  9. Very well. Given that the goal would be having an OCR copy of the document (image OR pdf) both in and outside of Evernote, could you walk me through what you envision the steps to be, beyond what I listed in the OP? How would one treat images differently from PDFs or other text notes? And if I am asking a question that has been comprehensively covered elsewhere, by all means, post a link and I'll check it out before troubling you further.

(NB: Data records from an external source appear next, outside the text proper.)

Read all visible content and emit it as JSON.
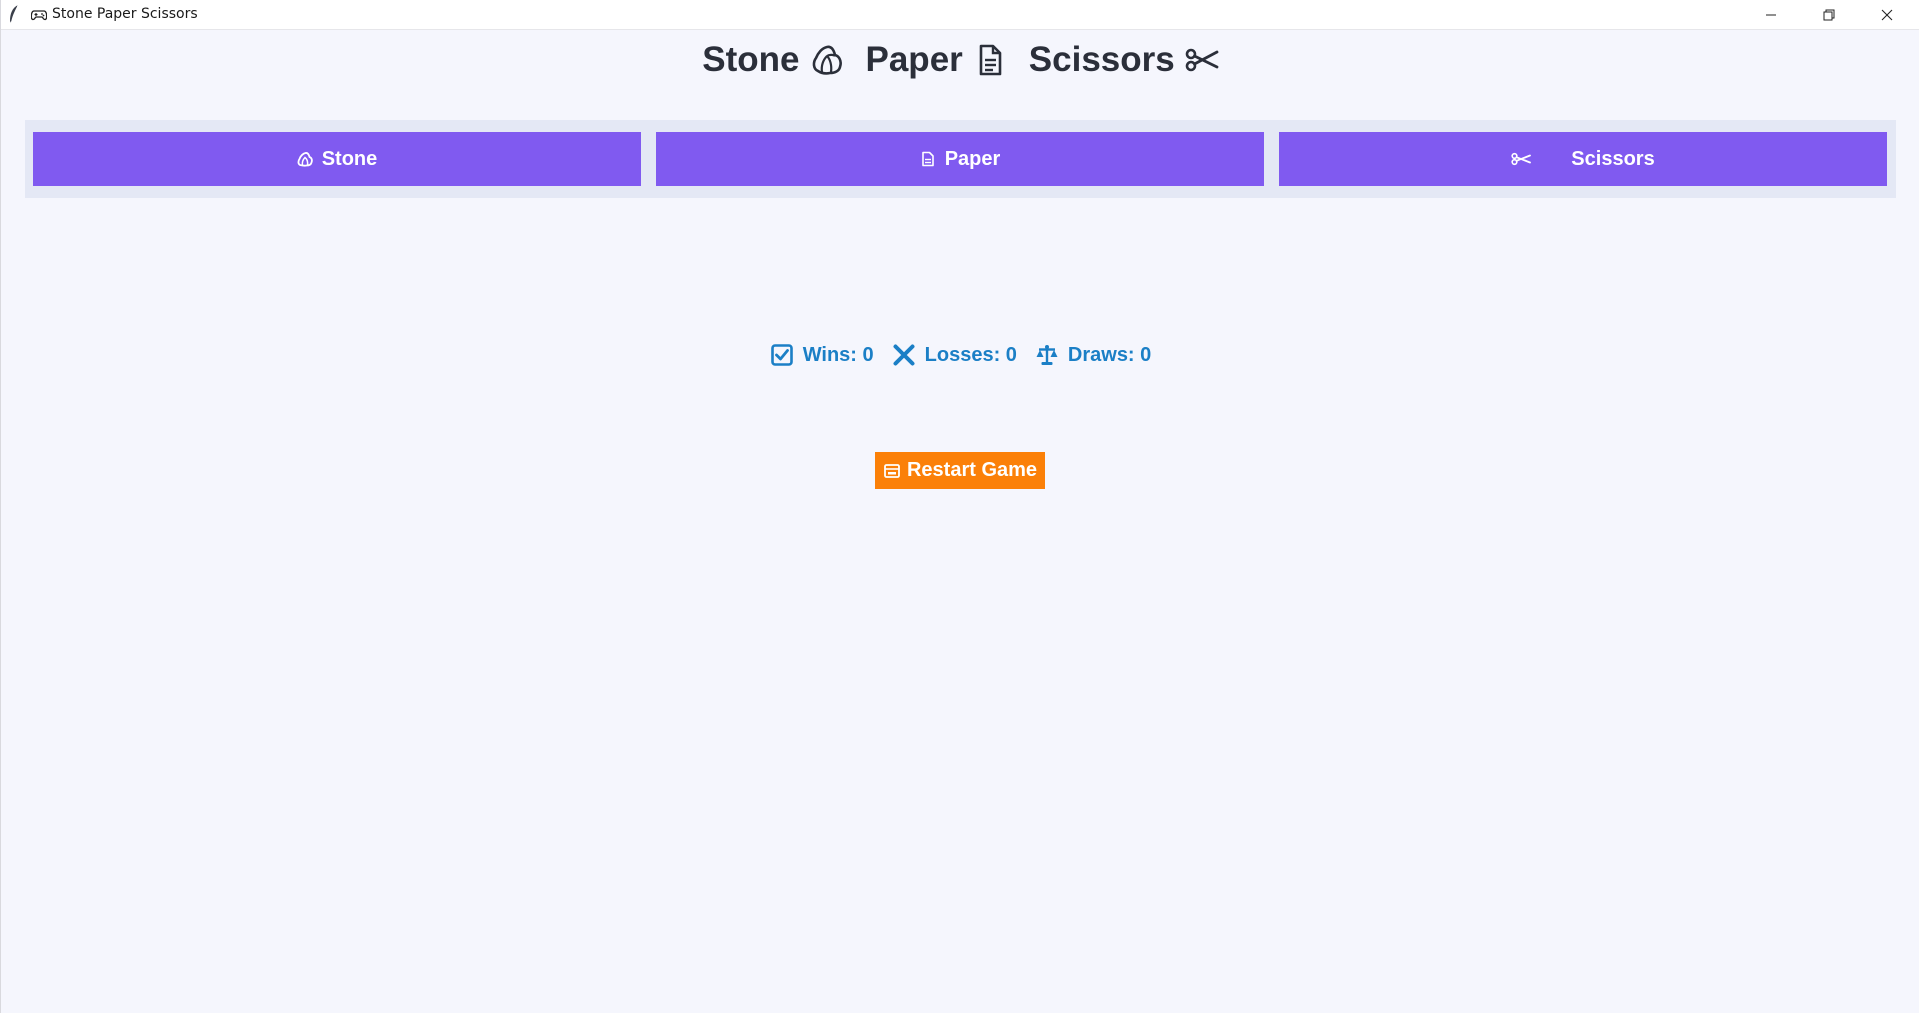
{
  "window": {
    "title": "Stone Paper Scissors",
    "app_icon": "feather-icon",
    "title_icon": "gamepad-icon",
    "controls": [
      "minimize-icon",
      "restore-icon",
      "close-icon"
    ]
  },
  "heading": {
    "stone": "Stone",
    "paper": "Paper",
    "scissors": "Scissors",
    "icons": [
      "rock-icon",
      "page-icon",
      "scissors-icon"
    ]
  },
  "choices": {
    "stone_label": "Stone",
    "paper_label": "Paper",
    "scissors_label": "Scissors"
  },
  "score": {
    "wins": "Wins: 0",
    "losses": "Losses: 0",
    "draws": "Draws: 0"
  },
  "restart": {
    "label": "Restart Game"
  },
  "colors": {
    "background": "#f5f6fd",
    "choice_button": "#805af0",
    "choice_bar": "#e4e8f5",
    "score_text": "#1b7fc6",
    "restart_button": "#fb8008",
    "heading_text": "#2b2f3a"
  }
}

  10. My apologies if this topic has been covered previously; I could not seem to find a firm answer via the search functions, so here I am. I am a new premium user after a year on Evernote, and I recently made the paperless plunge with the addition of a Scansnap 1500 on a Windows platform. I have a boat load of archived and frequently reviewed hand-written (not cursive, usually) notes that, if possible, I would like to get into a searchable format within EN. I would also like to maintain a filing structure outside of EN for these scanned documents, for both backup and non-Endnote sharing purposes. My process to this point for scans of digital documents (primary source journal articles, book chapters, proceedings, etc.) has been: scan to high quality PDF into my desktop "inbox" folder (purged at least daily) Rename PDF as per my system OCR with Acrobat X Pro Save as optimized PDF Import to my "collection box" within EN and tag/note away. (aside) then move the pdf to a cloud-synced and locally backed up folder structure Is there any merit to scanning hand-written (ink and paper) documents as jpegs? I did a trial on some older lecture notes and found that although the EN OCR function performed very well for keyword searches, relying on the EN solution leaves my non-EN notes unsearchable. I would love to minimize even my current process as much as possible while retaining as many options for the files outside of EN. Unless I was missing something, scanning multi-page written notes as images also requires one to aggregate the separate pages into one document to be uploaded as a note; this is a bit of a turn-off as well. I have gotten so much from these forums already, so thank you all, and I look forward to any responses.
×
×
  • Create New...